What is a requirement?
At its core, a requirement is identifying what you’re supposed to be building, and why you’re building it.
Without clearly stated goals and objectives, you are lacking a framework to guide future decision-making.
Successful requirements gathering is both an art and a science.
Requirements dictate the functions, behaviors, inputs, and outputs of the system; just to list a few. Several types of requirements exist Business, Functional, Non-Functional, UI, etc.
If not well defined, communicated and understood, the output of the development cycle could be completely different than initially anticipated. A classic example.
Again in the spirit of simplifying and making abstract concepts easier to understand lets define in simple terminology what software requirements are.
Make it a recipe
When baking a cake, you are provided with a clear set of instructions; 1 cup of flour, 2 eggs, 1 tsp of vanilla extract, etc. Instructions on how long to bake and at what degrees are also provided; cook for 20 – 25 mins at 350 F.
This is simple. You know exactly what goes in and what the expected output is.
Defining requirements for a software application is exactly the same, it’s building a recipe to build something.
The functions and steps required for the application to meet certain needs have to be defined, documented and shared.
They have to be specific and relevant to the task. Reviewing them and adjusting are also key. Who says you will get the recipe ingredients and measurements correct the first time.
Requirements Gathering Methods
Requirements will be gathered and refined throughout the project lifecycle. It includes a set of activities; gathering, documenting and understanding.
To gather and document different techniques can be used: brainstorming, document analysis, focus group, prototyping, workshops and more.
Someone involved in software development regularly will be able to provide better requirements than someone who is not. Understanding the level of comfort with software development will help define what techniques will be used.
At this stage, we are building the ingredients list.
Once the ingredients have been identified, we have to write the steps, in a logical order, which will lead the developers into building the expected application, with the proper features.
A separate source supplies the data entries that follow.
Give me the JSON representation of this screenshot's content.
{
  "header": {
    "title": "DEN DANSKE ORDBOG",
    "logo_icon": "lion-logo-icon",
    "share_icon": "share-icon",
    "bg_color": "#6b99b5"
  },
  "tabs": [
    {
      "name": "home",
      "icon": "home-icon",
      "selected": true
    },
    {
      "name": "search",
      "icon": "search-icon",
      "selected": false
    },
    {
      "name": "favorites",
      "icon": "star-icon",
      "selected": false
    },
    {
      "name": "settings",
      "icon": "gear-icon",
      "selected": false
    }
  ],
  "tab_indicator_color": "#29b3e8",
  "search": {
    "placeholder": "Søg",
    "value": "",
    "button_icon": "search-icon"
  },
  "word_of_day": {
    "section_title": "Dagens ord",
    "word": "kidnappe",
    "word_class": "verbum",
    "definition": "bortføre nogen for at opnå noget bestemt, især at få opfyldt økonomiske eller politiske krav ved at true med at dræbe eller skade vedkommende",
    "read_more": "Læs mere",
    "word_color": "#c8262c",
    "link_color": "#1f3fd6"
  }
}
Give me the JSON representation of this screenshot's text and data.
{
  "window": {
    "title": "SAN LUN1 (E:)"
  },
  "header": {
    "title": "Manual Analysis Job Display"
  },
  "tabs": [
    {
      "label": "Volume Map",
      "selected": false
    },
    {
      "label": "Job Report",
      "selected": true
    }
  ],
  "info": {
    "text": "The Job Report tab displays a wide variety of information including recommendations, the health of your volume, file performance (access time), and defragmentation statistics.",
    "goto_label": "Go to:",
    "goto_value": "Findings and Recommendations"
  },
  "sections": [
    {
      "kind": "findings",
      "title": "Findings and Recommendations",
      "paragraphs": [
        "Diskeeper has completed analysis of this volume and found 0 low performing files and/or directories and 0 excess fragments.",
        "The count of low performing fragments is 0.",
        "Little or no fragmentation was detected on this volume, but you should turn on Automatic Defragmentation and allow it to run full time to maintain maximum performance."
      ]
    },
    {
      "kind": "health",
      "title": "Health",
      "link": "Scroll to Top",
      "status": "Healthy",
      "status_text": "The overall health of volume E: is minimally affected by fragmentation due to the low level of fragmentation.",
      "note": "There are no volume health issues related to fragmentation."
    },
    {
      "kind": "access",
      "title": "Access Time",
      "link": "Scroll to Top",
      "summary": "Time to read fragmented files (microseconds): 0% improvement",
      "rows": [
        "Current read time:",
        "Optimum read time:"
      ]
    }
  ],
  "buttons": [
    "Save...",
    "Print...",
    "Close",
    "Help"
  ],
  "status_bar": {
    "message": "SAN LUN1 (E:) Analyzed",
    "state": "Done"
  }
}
They have to be clear, concise and to the point. A requirement, like a step in a recipe, should only contain one set of instructions. If there is more than one set of instructions in a requirement, it is too long or too complicated. It has to be refined.
A written requirement must clearly state the function and steps to achieve it. Images, graphs, charts, and diagrams are also good to include visual aids.
If a requirement cannot be straight and to the point, it is not well understood. Further discussions must happen at this particular point.
Once the ingredients and steps have been clearly defined, keep track of what has been completed, what’s changed and what will come next.
It is expected things will change or be refined as the project progresses. It is important to keep track of these changes. Not keeping track of the changes will contribute to a situation similar to the image here above, where what was asked is not what was delivered.
There are plenty of resources to help gather, document and track requirements. They can be as simple as Excel spreadsheets. Find what works best with your style.
The important thing to remember is to not begin on a project until you have a clear understanding of what is needed, and even more critical, that you can articulate it to others. If this is not achieved, the success of the project and outcome are at risk.